Imagine going on the genealogy trip of a lifetime - weeks spent traveling the country with nary a family or work commitment - just loads of time to spend searching for ancestors. Sound like a dream?
It is a dream-come-true for CGS member, Mary Mettler, who is on a three-and-a-half month trek from Salt Lake City to Vermont, with stops in Illinois, Ohio, Pennsylvania, Virginia, Washington D.C., Maryland, Connecticut, and Massachusetts along the way. The best news is that Mary offered to send some reports so we can share in her adventure. This is Mary's first installment:
Read the entire series:
I am finishing up my very short three days in Salt Lake City. I knew I had a 2nd great-granduncle and a 2nd great-grandaunt, who were Mormons. I decided to do a little digging on my ancestor's siblings. Wow, six Farnsworths were Mormons, while my 2nd Great-Grandfather, Reuben Farnsworth remained a staunch Congregationalist. Philo Taylor Farnsworth was the first one to make the trip to Utah in 1848 and rose to become a Bishop. His son, Philo Taylor Farnsworth, Jr. was the inventor of the television. As he was plowing the field in Utah one day, he looked at the rows and thought he might be able to transmit pictures by using multiple lines.
In 1852, Stephen Martindale Farnsworth and his family and Laura Farnsworth Frampton Owen and her son, William Frampton, made the journey. Stephen was one of the "captains" of the wagon train - a leader of ten families. Moses Franklin Farnsworth and two other sisters followed. Moses rose to become a High Priest and also wrote the definitive book on the Farnsworths, The Farnsworth Memorial II. His autobiography was in a book in the Family History Library (FHL), while Laura had one in the Church Archives. Turns out the Church Archives are in the Mormon Office Building, a few blocks from the FHL. To my delight, I was allowed access to her original document because I was a descendant. I now have a much greater appreciation of what the early Mormon pioneers went through. If any CGS members have any Mormons in their family, here is a Web site which will give you quite a bit of detail: http://www.lds.org/churchhistory/library/pioneercompanysearch/. This site covers all the early pioneers who came to Utah.
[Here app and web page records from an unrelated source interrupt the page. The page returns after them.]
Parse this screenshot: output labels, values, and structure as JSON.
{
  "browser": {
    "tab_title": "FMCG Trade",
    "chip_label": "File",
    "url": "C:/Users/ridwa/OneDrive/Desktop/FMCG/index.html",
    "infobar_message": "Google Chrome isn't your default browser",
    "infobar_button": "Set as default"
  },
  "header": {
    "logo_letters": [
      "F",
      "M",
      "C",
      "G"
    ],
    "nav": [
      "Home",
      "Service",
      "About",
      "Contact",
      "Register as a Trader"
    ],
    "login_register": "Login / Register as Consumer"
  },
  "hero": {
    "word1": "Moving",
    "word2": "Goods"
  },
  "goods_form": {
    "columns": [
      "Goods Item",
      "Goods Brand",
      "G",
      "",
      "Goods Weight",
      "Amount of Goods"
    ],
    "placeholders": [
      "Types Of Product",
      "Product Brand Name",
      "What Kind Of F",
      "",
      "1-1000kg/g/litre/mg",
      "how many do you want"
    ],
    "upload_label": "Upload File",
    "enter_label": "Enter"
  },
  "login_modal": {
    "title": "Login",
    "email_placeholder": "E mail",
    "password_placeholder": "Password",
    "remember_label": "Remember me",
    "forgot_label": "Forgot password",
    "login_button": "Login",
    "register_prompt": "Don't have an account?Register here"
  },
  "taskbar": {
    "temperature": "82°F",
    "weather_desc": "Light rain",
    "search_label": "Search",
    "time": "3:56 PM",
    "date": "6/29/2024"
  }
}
On a lighter note, I want to share a couple of "secrets" in Salt Lake City for walkers and runners. Although there are parks all around the temple, I have some favorites close by. If you walk up North Temple Street along Temple Square, take the fork to the left and take a left on Canyon Road. On the left is City Creek Park and on the right is the part of it with the creek flowing through. It has a couple of picnic tables if you want to bring your lunch and review your findings. For you morning runners or walkers, continue up Canyon Road to a second park, Memory Grove Park, a long narrow park that runs up the Canyon. It is a wonderful run or power walk and a great way to start the morning. Even though the days were in the 90's, my runs at 6:30 a.m. were at 65 degrees.
I'm off to Wyoming tomorrow on my way to my next genealogy stop in Rock Island, Cordova and Morrison, Illinois. Hopefully, the Mississippi River has settled down a bit. I have my hiking shoes for walking through muddy graveyards!
Your Roving Reporter,
Part One: Salt Lake City
Part Two: Indiana
Part Three: Pennsylvania
Part Four: More From Pennsylvania
Part Five: Washington D.C.
Part Six: Suffield, Connecticut
Part Seven: Vermont
Part Eight: Dorset, Vermont
Part Nine: West Point and Back to Pennsylvania
Part Ten: Some Final Thoughts From Home